Extracted entries
-----

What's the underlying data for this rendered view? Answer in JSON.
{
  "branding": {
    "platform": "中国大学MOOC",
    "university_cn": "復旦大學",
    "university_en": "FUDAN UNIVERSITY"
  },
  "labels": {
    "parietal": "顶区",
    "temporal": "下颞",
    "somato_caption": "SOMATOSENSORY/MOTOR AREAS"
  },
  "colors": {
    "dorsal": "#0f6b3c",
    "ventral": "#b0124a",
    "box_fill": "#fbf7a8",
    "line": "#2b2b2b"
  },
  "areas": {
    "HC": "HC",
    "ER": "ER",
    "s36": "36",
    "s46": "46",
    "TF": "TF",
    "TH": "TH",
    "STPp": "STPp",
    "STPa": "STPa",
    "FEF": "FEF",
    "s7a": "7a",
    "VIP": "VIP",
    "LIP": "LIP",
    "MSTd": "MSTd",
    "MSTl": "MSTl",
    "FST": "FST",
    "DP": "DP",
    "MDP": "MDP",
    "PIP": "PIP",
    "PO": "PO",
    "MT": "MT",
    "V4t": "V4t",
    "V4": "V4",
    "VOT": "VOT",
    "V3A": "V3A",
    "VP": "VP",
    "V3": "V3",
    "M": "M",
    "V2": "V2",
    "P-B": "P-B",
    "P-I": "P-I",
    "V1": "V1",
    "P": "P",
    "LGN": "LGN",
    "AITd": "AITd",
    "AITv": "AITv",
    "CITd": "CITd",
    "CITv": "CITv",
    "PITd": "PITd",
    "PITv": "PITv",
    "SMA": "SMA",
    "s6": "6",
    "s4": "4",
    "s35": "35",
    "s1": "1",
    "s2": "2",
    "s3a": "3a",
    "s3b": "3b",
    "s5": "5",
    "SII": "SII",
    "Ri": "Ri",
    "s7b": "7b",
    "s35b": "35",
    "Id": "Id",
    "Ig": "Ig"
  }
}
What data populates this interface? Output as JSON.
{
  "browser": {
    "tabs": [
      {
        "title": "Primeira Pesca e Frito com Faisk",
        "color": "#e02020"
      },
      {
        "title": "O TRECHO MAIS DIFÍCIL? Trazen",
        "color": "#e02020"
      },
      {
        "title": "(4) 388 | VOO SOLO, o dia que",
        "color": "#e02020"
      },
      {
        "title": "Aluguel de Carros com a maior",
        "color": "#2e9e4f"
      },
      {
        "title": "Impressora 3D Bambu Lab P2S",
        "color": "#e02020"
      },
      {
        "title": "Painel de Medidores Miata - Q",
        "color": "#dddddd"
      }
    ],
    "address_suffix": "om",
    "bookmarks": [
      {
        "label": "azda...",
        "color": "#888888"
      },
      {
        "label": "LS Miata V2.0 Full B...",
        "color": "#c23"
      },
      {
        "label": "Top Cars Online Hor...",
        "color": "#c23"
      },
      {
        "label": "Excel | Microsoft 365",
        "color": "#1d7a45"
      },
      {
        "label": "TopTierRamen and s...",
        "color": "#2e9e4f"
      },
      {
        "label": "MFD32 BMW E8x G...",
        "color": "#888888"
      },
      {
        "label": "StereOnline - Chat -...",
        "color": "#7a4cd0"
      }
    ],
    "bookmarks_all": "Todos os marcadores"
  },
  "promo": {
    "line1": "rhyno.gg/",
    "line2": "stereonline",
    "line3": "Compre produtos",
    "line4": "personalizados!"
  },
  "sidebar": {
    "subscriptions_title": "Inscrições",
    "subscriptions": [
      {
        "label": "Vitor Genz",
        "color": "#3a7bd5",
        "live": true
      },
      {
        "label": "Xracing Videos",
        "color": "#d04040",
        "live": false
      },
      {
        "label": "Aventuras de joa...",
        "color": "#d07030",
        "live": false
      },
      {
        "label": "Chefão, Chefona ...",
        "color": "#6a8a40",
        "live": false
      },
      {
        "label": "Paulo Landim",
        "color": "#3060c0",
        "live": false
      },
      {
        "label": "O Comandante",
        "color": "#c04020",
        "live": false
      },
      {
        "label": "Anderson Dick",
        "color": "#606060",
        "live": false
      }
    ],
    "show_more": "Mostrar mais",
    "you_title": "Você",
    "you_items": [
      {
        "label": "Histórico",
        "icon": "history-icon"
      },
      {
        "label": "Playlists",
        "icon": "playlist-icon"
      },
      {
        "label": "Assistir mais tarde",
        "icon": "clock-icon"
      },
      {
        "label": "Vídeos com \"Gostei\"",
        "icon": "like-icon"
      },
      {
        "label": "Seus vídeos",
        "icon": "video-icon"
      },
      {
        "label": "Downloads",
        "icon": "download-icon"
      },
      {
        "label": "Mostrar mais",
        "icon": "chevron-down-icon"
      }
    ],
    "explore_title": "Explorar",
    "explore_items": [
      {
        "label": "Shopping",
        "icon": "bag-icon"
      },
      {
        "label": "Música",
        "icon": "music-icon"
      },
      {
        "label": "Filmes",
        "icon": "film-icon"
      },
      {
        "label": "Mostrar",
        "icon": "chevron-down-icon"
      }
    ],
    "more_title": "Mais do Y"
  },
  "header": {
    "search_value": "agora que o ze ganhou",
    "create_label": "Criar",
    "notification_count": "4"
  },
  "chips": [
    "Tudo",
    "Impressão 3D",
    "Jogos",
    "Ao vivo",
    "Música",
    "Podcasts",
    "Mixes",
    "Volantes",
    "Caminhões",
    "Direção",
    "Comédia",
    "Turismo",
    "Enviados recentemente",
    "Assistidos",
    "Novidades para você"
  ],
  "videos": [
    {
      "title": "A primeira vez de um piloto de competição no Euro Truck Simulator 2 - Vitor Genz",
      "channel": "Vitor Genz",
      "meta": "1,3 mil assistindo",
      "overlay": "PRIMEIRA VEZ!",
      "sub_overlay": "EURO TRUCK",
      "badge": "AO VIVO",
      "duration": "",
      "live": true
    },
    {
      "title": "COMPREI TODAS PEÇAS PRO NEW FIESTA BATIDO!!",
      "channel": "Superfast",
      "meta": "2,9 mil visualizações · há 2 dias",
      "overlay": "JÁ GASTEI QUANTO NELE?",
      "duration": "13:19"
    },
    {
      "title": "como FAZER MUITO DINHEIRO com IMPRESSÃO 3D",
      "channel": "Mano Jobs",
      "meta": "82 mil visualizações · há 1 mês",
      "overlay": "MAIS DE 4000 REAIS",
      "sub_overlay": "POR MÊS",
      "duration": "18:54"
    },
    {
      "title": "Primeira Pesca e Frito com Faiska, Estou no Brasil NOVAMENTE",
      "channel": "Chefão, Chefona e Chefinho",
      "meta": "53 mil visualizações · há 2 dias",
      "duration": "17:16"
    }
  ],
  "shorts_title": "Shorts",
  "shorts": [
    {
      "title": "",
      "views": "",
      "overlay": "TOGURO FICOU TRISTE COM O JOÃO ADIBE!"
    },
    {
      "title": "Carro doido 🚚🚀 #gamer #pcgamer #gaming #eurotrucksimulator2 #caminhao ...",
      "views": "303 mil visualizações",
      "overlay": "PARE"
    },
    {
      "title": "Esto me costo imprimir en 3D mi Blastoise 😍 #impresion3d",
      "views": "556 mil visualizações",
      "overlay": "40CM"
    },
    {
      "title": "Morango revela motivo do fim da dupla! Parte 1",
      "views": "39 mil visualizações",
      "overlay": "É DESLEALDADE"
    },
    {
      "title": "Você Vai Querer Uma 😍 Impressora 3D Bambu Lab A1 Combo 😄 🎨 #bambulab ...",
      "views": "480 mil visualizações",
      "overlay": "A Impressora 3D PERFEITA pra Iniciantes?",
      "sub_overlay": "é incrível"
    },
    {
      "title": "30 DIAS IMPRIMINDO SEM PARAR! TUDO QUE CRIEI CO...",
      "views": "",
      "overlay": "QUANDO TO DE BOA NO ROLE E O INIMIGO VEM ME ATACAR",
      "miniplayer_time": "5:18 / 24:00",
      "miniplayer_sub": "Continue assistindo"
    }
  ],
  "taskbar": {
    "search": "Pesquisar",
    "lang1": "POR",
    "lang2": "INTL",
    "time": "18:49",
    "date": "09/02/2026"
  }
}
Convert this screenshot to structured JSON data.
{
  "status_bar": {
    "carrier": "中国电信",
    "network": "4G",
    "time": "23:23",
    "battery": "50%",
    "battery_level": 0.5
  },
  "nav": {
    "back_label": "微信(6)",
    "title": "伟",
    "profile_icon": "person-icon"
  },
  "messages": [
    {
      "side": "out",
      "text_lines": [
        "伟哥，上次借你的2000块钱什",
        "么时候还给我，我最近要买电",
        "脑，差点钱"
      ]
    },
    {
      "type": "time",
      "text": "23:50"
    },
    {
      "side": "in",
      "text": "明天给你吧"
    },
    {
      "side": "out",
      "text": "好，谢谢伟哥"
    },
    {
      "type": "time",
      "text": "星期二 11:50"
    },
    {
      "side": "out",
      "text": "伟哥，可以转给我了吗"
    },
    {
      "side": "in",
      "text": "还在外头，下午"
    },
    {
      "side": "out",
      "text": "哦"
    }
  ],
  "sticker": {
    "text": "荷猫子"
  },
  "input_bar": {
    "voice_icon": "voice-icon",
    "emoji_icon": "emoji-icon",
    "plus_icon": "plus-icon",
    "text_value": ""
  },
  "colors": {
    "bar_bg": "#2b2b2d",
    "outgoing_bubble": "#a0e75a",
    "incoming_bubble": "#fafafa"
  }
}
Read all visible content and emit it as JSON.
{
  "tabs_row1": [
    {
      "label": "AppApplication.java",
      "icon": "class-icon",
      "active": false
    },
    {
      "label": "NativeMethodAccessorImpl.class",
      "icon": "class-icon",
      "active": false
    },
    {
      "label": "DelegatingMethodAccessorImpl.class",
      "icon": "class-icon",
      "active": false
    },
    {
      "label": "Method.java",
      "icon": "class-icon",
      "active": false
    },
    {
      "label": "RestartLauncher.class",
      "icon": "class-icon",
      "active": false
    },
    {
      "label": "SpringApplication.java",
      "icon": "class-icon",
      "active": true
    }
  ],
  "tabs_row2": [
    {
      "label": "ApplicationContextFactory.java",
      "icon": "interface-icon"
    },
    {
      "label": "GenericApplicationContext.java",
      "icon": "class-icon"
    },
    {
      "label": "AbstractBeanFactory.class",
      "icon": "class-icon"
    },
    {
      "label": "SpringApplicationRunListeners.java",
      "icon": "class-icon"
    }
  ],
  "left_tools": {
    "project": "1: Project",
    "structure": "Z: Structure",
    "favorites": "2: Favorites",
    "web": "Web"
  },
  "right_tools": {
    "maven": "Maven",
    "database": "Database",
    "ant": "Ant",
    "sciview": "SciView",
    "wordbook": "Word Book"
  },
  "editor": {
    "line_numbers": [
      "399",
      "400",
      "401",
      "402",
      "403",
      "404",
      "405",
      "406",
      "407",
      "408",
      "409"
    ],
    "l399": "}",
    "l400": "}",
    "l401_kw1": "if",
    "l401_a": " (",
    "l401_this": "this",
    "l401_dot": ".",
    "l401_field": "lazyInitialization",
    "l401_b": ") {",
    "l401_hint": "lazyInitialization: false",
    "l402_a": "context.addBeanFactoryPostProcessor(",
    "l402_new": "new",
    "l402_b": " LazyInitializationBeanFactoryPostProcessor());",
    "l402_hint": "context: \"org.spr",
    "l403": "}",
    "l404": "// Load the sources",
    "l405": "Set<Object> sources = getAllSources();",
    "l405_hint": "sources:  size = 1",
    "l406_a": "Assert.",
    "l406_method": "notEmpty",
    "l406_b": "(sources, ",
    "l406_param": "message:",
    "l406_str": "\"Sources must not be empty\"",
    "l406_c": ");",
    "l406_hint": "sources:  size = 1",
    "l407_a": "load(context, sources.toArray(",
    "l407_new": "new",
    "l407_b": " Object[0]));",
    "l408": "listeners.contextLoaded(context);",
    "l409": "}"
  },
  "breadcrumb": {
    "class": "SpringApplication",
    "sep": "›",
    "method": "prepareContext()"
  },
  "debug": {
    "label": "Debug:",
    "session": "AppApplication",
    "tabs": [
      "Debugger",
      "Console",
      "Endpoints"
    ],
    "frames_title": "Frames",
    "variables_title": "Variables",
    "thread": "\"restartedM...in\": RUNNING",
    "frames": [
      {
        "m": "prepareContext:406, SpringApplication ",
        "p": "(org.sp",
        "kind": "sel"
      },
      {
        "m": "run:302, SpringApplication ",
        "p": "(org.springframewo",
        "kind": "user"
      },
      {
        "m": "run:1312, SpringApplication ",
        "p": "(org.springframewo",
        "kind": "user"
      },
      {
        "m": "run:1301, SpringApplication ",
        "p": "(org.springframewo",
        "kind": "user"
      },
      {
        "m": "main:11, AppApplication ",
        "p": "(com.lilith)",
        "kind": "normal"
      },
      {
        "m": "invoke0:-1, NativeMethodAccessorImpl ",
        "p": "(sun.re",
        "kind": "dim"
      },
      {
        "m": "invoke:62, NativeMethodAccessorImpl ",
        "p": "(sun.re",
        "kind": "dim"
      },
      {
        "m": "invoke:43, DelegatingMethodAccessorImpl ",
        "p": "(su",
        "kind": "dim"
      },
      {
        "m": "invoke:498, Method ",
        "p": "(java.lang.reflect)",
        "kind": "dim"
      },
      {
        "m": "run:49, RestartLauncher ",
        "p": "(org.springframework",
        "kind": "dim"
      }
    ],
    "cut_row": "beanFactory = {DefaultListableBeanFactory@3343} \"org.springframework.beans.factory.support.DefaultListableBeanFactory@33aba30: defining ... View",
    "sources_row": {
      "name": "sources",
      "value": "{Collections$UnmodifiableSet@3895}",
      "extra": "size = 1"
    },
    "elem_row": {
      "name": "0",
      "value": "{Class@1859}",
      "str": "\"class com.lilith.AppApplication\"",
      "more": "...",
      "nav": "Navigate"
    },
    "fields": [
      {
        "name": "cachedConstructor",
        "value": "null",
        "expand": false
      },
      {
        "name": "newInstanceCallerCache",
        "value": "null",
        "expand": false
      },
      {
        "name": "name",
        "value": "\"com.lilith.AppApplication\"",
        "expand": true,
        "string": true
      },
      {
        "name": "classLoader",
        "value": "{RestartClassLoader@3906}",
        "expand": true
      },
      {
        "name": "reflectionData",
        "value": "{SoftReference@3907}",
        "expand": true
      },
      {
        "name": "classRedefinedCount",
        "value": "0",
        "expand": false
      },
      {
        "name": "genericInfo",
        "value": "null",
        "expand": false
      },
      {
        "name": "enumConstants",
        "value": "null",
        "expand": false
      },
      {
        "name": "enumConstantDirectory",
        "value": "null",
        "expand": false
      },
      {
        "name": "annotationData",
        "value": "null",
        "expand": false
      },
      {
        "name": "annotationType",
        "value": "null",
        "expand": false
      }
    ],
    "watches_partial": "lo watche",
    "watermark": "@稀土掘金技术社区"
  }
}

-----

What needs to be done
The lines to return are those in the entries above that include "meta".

Your solution
      "meta": "1,3 mil assistindo",
      "meta": "2,9 mil visualizações · há 2 dias",
      "meta": "82 mil visualizações · há 1 mês",
      "meta": "53 mil visualizações · há 2 dias",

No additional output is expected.